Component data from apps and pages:
▬▬▬▬▬▬
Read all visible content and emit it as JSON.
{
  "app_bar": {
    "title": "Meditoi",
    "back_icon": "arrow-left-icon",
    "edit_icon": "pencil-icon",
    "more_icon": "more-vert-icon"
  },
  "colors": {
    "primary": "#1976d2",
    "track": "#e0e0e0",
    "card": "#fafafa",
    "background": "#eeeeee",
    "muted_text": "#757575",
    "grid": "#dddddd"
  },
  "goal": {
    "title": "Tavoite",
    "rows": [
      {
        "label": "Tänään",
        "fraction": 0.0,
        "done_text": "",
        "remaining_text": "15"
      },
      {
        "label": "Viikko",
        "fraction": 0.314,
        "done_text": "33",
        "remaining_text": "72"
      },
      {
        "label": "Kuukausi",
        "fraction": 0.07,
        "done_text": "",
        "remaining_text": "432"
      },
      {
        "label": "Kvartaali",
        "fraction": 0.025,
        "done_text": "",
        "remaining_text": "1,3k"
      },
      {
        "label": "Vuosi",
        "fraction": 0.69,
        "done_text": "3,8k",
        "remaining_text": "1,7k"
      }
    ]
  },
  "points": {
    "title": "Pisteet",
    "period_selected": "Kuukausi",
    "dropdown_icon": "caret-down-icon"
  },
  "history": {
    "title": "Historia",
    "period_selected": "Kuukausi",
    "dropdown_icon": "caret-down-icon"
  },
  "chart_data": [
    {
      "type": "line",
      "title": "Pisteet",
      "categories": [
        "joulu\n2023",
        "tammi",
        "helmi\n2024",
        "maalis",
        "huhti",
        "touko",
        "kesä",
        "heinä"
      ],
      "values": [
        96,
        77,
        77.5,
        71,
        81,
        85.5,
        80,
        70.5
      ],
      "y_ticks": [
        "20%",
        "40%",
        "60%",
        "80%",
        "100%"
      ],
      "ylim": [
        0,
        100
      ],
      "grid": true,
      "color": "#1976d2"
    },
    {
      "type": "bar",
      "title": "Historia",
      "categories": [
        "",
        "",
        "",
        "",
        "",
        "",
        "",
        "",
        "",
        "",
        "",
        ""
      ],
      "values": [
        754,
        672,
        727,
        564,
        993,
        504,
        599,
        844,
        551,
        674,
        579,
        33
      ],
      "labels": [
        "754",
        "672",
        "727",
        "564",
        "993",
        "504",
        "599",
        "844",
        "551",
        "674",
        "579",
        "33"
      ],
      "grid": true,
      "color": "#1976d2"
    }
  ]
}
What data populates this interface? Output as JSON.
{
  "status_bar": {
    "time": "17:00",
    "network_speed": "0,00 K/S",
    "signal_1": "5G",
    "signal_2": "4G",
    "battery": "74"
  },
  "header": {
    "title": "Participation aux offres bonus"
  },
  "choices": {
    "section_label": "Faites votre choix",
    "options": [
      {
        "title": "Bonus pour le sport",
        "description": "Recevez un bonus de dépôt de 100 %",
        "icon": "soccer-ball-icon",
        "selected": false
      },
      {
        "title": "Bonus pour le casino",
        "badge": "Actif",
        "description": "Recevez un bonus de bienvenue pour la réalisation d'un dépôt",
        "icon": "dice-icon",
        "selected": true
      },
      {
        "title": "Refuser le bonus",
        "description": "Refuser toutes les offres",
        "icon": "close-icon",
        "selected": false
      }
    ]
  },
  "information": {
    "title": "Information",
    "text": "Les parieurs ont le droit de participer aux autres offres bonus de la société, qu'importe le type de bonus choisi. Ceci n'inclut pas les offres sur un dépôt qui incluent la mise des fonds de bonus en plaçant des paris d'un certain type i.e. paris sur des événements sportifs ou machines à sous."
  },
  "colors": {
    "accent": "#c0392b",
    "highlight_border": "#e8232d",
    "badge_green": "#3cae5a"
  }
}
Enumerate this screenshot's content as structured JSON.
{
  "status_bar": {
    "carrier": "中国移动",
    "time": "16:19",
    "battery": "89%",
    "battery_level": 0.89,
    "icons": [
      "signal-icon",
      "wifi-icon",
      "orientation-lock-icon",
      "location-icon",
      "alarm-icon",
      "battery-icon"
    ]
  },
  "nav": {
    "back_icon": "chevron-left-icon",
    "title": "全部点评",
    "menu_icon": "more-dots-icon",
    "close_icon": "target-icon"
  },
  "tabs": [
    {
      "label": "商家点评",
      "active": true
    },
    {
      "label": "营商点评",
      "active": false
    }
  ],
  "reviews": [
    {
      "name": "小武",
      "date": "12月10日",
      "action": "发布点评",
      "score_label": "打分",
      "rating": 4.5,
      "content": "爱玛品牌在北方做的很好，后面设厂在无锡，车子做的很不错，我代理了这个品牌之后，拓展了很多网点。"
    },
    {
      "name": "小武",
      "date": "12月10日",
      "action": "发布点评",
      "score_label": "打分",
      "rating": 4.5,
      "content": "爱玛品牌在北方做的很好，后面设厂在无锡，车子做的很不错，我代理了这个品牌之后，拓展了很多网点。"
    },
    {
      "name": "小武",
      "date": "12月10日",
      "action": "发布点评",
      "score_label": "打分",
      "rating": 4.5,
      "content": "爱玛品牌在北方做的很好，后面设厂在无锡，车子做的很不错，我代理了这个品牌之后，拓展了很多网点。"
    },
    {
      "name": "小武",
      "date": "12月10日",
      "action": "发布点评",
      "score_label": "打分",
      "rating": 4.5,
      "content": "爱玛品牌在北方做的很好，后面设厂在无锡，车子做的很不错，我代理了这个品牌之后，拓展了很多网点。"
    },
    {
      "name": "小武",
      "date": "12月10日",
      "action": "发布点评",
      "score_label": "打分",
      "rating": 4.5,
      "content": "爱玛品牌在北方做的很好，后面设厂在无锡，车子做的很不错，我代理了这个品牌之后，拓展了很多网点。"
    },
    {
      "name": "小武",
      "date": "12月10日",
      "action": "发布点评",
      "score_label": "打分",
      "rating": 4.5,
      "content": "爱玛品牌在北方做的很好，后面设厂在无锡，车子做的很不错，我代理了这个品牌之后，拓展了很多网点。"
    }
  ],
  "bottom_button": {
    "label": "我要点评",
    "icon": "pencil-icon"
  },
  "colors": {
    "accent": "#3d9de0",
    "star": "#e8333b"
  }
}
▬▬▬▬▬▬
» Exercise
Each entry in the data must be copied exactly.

» Written solution
Read all visible content and emit it as JSON.
{
  "app_bar": {
    "title": "Meditoi",
    "back_icon": "arrow-left-icon",
    "edit_icon": "pencil-icon",
    "more_icon": "more-vert-icon"
  },
  "colors": {
    "primary": "#1976d2",
    "track": "#e0e0e0",
    "card": "#fafafa",
    "background": "#eeeeee",
    "muted_text": "#757575",
    "grid": "#dddddd"
  },
  "goal": {
    "title": "Tavoite",
    "rows": [
      {
        "label": "Tänään",
        "fraction": 0.0,
        "done_text": "",
        "remaining_text": "15"
      },
      {
        "label": "Viikko",
        "fraction": 0.314,
        "done_text": "33",
        "remaining_text": "72"
      },
      {
        "label": "Kuukausi",
        "fraction": 0.07,
        "done_text": "",
        "remaining_text": "432"
      },
      {
        "label": "Kvartaali",
        "fraction": 0.025,
        "done_text": "",
        "remaining_text": "1,3k"
      },
      {
        "label": "Vuosi",
        "fraction": 0.69,
        "done_text": "3,8k",
        "remaining_text": "1,7k"
      }
    ]
  },
  "points": {
    "title": "Pisteet",
    "period_selected": "Kuukausi",
    "dropdown_icon": "caret-down-icon"
  },
  "history": {
    "title": "Historia",
    "period_selected": "Kuukausi",
    "dropdown_icon": "caret-down-icon"
  },
  "chart_data": [
    {
      "type": "line",
      "title": "Pisteet",
      "categories": [
        "joulu\n2023",
        "tammi",
        "helmi\n2024",
        "maalis",
        "huhti",
        "touko",
        "kesä",
        "heinä"
      ],
      "values": [
        96,
        77,
        77.5,
        71,
        81,
        85.5,
        80,
        70.5
      ],
      "y_ticks": [
        "20%",
        "40%",
        "60%",
        "80%",
        "100%"
      ],
      "ylim": [
        0,
        100
      ],
      "grid": true,
      "color": "#1976d2"
    },
    {
      "type": "bar",
      "title": "Historia",
      "categories": [
        "",
        "",
        "",
        "",
        "",
        "",
        "",
        "",
        "",
        "",
        "",
        ""
      ],
      "values": [
        754,
        672,
        727,
        564,
        993,
        504,
        599,
        844,
        551,
        674,
        579,
        33
      ],
      "labels": [
        "754",
        "672",
        "727",
        "564",
        "993",
        "504",
        "599",
        "844",
        "551",
        "674",
        "579",
        "33"
      ],
      "grid": true,
      "color": "#1976d2"
    }
  ]
}
What data populates this interface? Output as JSON.
{
  "status_bar": {
    "time": "17:00",
    "network_speed": "0,00 K/S",
    "signal_1": "5G",
    "signal_2": "4G",
    "battery": "74"
  },
  "header": {
    "title": "Participation aux offres bonus"
  },
  "choices": {
    "section_label": "Faites votre choix",
    "options": [
      {
        "title": "Bonus pour le sport",
        "description": "Recevez un bonus de dépôt de 100 %",
        "icon": "soccer-ball-icon",
        "selected": false
      },
      {
        "title": "Bonus pour le casino",
        "badge": "Actif",
        "description": "Recevez un bonus de bienvenue pour la réalisation d'un dépôt",
        "icon": "dice-icon",
        "selected": true
      },
      {
        "title": "Refuser le bonus",
        "description": "Refuser toutes les offres",
        "icon": "close-icon",
        "selected": false
      }
    ]
  },
  "information": {
    "title": "Information",
    "text": "Les parieurs ont le droit de participer aux autres offres bonus de la société, qu'importe le type de bonus choisi. Ceci n'inclut pas les offres sur un dépôt qui incluent la mise des fonds de bonus en plaçant des paris d'un certain type i.e. paris sur des événements sportifs ou machines à sous."
  },
  "colors": {
    "accent": "#c0392b",
    "highlight_border": "#e8232d",
    "badge_green": "#3cae5a"
  }
}
Enumerate this screenshot's content as structured JSON.
{
  "status_bar": {
    "carrier": "中国移动",
    "time": "16:19",
    "battery": "89%",
    "battery_level": 0.89,
    "icons": [
      "signal-icon",
      "wifi-icon",
      "orientation-lock-icon",
      "location-icon",
      "alarm-icon",
      "battery-icon"
    ]
  },
  "nav": {
    "back_icon": "chevron-left-icon",
    "title": "全部点评",
    "menu_icon": "more-dots-icon",
    "close_icon": "target-icon"
  },
  "tabs": [
    {
      "label": "商家点评",
      "active": true
    },
    {
      "label": "营商点评",
      "active": false
    }
  ],
  "reviews": [
    {
      "name": "小武",
      "date": "12月10日",
      "action": "发布点评",
      "score_label": "打分",
      "rating": 4.5,
      "content": "爱玛品牌在北方做的很好，后面设厂在无锡，车子做的很不错，我代理了这个品牌之后，拓展了很多网点。"
    },
    {
      "name": "小武",
      "date": "12月10日",
      "action": "发布点评",
      "score_label": "打分",
      "rating": 4.5,
      "content": "爱玛品牌在北方做的很好，后面设厂在无锡，车子做的很不错，我代理了这个品牌之后，拓展了很多网点。"
    },
    {
      "name": "小武",
      "date": "12月10日",
      "action": "发布点评",
      "score_label": "打分",
      "rating": 4.5,
      "content": "爱玛品牌在北方做的很好，后面设厂在无锡，车子做的很不错，我代理了这个品牌之后，拓展了很多网点。"
    },
    {
      "name": "小武",
      "date": "12月10日",
      "action": "发布点评",
      "score_label": "打分",
      "rating": 4.5,
      "content": "爱玛品牌在北方做的很好，后面设厂在无锡，车子做的很不错，我代理了这个品牌之后，拓展了很多网点。"
    },
    {
      "name": "小武",
      "date": "12月10日",
      "action": "发布点评",
      "score_label": "打分",
      "rating": 4.5,
      "content": "爱玛品牌在北方做的很好，后面设厂在无锡，车子做的很不错，我代理了这个品牌之后，拓展了很多网点。"
    },
    {
      "name": "小武",
      "date": "12月10日",
      "action": "发布点评",
      "score_label": "打分",
      "rating": 4.5,
      "content": "爱玛品牌在北方做的很好，后面设厂在无锡，车子做的很不错，我代理了这个品牌之后，拓展了很多网点。"
    }
  ],
  "bottom_button": {
    "label": "我要点评",
    "icon": "pencil-icon"
  },
  "colors": {
    "accent": "#3d9de0",
    "star": "#e8333b"
  }
}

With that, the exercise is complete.